R2279-89 “The Night Cometh Wherein No Man Can Work”

::R2279 : page 89::


THE article from Brother Woodworth, which follows, will be read by all with great interest. If it be merely speculation, it is surely ingenious. We received it eight months ago, but after careful consideration wrote our dear brother W. that we enjoyed the reading of it but could not endorse it as truth—that it is more fanciful, inferential and speculative than anything we have ever published. Brother W. was by no means offended at this, but urged that if published even as a conjecture or with a suggestion that it may be only a cunningly devised fable, it might do some good by awakening some to the fact that whether this calculation be right or wrong, evidently “the time is short,” anyway, for labor in this great harvest work.

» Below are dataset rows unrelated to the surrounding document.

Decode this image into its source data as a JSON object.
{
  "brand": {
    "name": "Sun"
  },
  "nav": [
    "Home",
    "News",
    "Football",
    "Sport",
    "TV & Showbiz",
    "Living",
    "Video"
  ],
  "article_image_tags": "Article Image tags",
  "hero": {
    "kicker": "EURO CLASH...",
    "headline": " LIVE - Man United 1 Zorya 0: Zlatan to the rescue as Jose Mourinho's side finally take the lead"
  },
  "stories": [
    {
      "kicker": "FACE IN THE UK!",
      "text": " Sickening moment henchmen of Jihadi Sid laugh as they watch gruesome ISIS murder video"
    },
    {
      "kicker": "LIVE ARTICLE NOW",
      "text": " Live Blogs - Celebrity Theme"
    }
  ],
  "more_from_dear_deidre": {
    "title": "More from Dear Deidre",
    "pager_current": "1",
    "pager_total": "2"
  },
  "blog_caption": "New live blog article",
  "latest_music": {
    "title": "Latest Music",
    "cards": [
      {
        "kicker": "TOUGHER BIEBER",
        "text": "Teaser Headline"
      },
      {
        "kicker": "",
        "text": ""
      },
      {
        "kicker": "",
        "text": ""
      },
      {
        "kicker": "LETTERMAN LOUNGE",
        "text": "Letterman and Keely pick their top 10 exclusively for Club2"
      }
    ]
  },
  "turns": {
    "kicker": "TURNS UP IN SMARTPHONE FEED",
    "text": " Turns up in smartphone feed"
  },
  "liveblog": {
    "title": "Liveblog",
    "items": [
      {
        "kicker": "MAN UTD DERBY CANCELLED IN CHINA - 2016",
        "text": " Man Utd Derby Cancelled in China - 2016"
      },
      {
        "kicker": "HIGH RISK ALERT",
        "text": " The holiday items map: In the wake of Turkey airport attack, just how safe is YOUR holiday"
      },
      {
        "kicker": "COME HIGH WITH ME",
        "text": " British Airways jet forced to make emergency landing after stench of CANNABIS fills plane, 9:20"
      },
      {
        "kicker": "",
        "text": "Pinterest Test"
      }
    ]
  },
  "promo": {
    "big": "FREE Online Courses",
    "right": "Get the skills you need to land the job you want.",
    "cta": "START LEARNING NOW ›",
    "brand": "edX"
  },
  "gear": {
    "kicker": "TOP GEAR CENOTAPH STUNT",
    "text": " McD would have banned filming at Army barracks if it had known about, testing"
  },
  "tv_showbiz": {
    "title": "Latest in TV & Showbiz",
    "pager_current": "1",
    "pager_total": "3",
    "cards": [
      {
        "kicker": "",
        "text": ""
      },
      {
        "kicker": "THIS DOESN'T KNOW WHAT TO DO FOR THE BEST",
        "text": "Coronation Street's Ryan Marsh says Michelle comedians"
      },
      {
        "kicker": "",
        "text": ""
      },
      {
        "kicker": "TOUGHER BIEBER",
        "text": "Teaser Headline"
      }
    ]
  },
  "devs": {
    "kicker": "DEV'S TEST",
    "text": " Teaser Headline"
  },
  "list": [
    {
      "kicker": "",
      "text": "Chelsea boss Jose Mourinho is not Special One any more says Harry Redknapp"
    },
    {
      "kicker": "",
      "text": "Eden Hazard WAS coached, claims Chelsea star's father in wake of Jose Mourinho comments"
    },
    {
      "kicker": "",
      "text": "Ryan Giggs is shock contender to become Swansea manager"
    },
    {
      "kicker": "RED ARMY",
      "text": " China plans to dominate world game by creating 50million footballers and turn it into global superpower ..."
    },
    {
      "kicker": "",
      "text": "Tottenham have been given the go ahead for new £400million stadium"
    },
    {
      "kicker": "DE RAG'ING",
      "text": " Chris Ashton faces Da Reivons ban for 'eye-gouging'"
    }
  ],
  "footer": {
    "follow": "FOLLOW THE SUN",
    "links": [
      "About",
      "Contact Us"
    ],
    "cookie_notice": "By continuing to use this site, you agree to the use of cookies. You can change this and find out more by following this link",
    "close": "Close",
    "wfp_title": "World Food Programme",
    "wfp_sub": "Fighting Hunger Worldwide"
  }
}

We give a portion of his letter:—

February 16, 1898

DEAR BROTHER RUSSELL:—In reply to your loving letter of the 14th, I beg to assure you that I sympathize with your statement that you have considerable hesitation in respect to this matter, for I think I realize quite clearly just how important it is that you should be cautious in what you place before the Lord’s hungry “sheep.” If, therefore, after you have carefully considered the points, you still feel averse to publishing the article, how would it do to mention that you were considering some further points in the chronology, which, if correct, would show that the night will begin to settle down early next year—that you had not yet fully satisfied yourself as to their correctness and that since the time is now so near at hand you think best not to make any definite statements for the present, but to wait and see whether the date will be corroborated by developments? It would seem to me that you would thus be provided with a good opportunity for an exhortation to special effort during the year, and at the same time no harm can come in case we should find my arguments unsupported by the facts. However, this is merely a suggestion.

I treat the Time of Harvest as one complete day, from sunrise to sunrise. It seemed to me clear that having established the proportion of light : darkness :: 14.6 : 9.4 in its application to a representative harvest day of 24 literal hours, the same proportion should hold good in the division into day and night of the great forty-year harvest day in which we are now living. Reasoning in this way I found the date February 1st, 1899.

In my understanding the period from Oct. 1st, 1874, to Feb. 1st, 1899, would therefore represent the 12 Jewish hours of daylight, while the period from Feb. 1st, 1899, to Oct. 1st, 1914, would represent the four “watches” of night, the night including a period of twilight at each end.

Do as you may think best, and be assured I will continue to be, as ever, your brother and servant in the hope of the Gospel,

* * *

We conclude to place the matter before the TOWER readers with the foregoing cautions against accepting this matter as of the same weight and authority as the more definitely stated prophecies treated in the MILLENNIAL DAWN volumes. Should the outward work of “sealing” with the truth be stopped at the date indicated it will surprise us greatly—our expectation being that it will continue for probably eight years yet, until the Religious Federation shall have been consummated and have gained sufficient political prestige to deprive us of our rights of publication, etc. Nevertheless, we wish to use this year and every year as tho it were the last for this precious service of the Lord, his Word and his “sheep.” And this is the spirit of all possessed of the holy spirit of God’s dear Son.

Brother Woodworth’s article follows.


— March 15, 1898 —